Technical Failure occurs if the CM/ECF site "is unable
to accept filings continuously or intermittently for more
than one (1) hour occurring after 12:00 noon Eastern Time
that day." When a Technical Failure occurs, the Filing
User may "submit the document to the clerk of court,
provided that the document is accompanied by a certification
signed by the Filing User, that the Filing User has attempted
to file the document electronically at least twice, with
those unsuccessful attempts occurring at least one (1) hour
apart after 12:00 noon Eastern Time that day."
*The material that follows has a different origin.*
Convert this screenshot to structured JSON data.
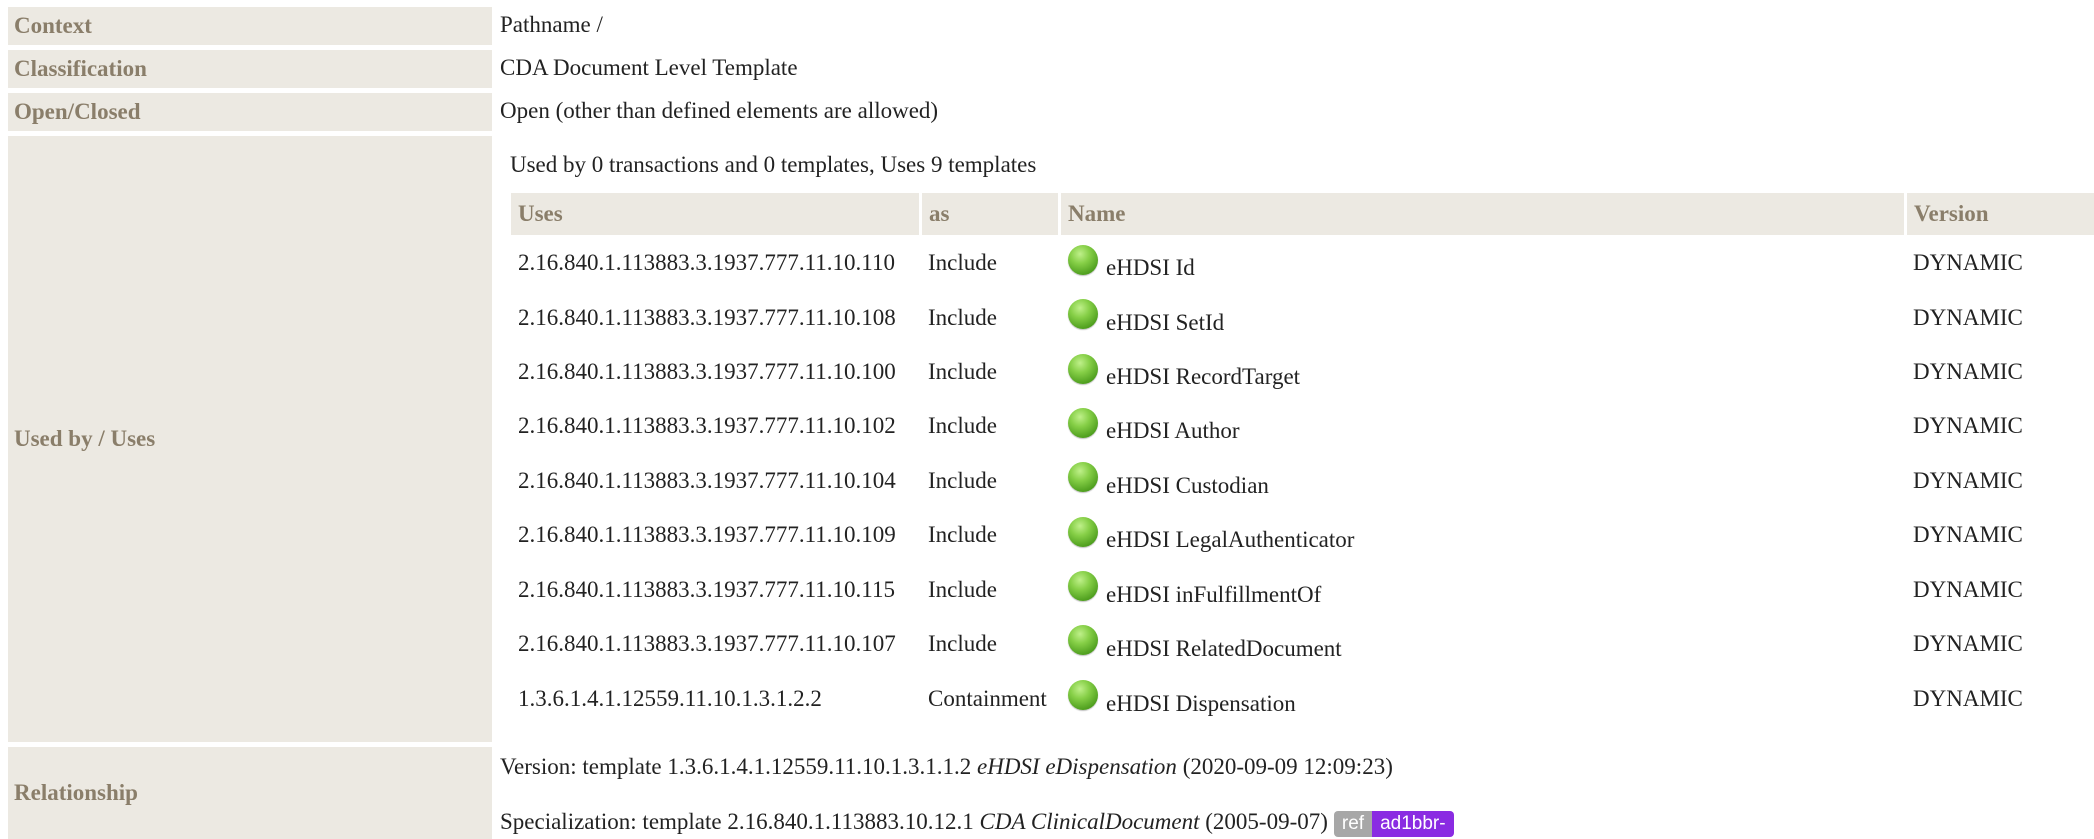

Section 14 of General Order Number 11-02 and the ECF User
Manual found on the Court's website instruct that the
initial point of contact for a Filing User experiencing
technical difficulties is the ECF Help Desk. Both the User
Manual and the Court's website provide the telephone
number for the Help Desk and its operating
hours. The ECF Help Desk is available Monday
through Friday from 8:30 a.m. to 6:00 p.m. Barnes's
motion only states that counsel contacted the Clerk's
Office. (D.N. 14, PageID # 67) It does not specifically
indicate whether counsel contacted the ECF Help Desk, whether
any attempt to reach the ECF Help Desk was made, or with whom
facts alleged in the motion do not constitute a Technical
Failure as defined in General Order Number 11-02. Barnes does
not claim that the Court's software or equipment failed.
Nor did he comply with the procedures listed in Section 14
that must be followed in the event of a Technical Failure.
Therefore, Barnes is not entitled to relief on those grounds.
However, if the Filing User does not experience a Technical
Failure as defined in Section 14, he still "may seek
relief from the Court" if he suffers prejudice due to
"unforeseen technical difficulties, such as the
malfunctioning of a Filing User's equipment."
object, arguing that the Court should deny Barnes's
motion because he failed to provide any legal authority
supporting his motion. (D.N. 19, PageID # 184) Citing
Griffin v. Rogers, 308 F.3d 647, 653 (6th Cir.
2002), Defendants assert that Barnes bears the burden of
proving he is entitled to the relief he seeks and has not met
the required burden. (Id.) Griffin concerned whether
a prisoner's writ of habeas corpus was entitled to
equitable tolling. Griffin, 308 F.3d at 649. The
court discussed two burdens in that case. First, it stated
that "the party asserting statute of limitations as an
affirmative defense has the burden of demonstrating that the
statute has run." Id. at 653. Second, it stated
that "the petitioner bears the ultimate burden of
persuading the court that he or she is entitled to equitable
has not argued that he is entitled to equitable tolling, nor
did his motion explicitly request such relief. Barnes asks
the Court to "permit the Clerk of this Court to amend
the filing date." (D.N. 14, PageID # 68) However,
Section 4 of General Order Number 11-02 and Local Rule 5.6
both state that a document filed electronically is
"deemed filed on the date and time stated on the Notice
of Electronic Filing." Barnes has not provided any legal
authority in support of his requested relief. In the absence
of such authority and in light of the Local Rules, the Court
will instead consider Barnes's motion in the context of
equitable tolling, just as other courts have done in similar
circumstances when a complaint is filed after the statute of
limitations expires. See, e.g., Kellum v. Comm 'r
o/Soc. Sec, 295 F.App'x 47, 48 (6th Cir. 2008);
Baker v. Comm 'r o/Soc. Sec, No. 09-10507, 2010
WL 742616, at *1 (E.D. Mich. Feb. 26, 2010).
courts sparingly bestow equitable tolling."
Graham-Humphreys v. Memphis Brooks Museum of Art,
Inc.,209 F.3d 552, 560-61 (6th Cir. 2000). The Court
must consider the following factors when determining whether
equitable tolling should apply: "(1) the
petitioner's lack of [actual] notice of the filing
requirement; (2) the petitioner's lack of constructive
knowledge of the filing requirement; (3) diligence in
pursuing one's rights; (4) absence of prejudice to the
respondent; and (5) the petitioner's reasonableness in
remaining ignorant of the legal requirement for filing his
claim." Kellum, 295 F.App'x at 49 (quoting
Cook v. Comm 'r of Soc Sec,480 F.3d 432, 437
(6th Cir. 2007)). "Typically, equitable tolling applies
only when a litigant's failure to meet a legally-mandated
deadline unavoidably arose from circumstances beyond ...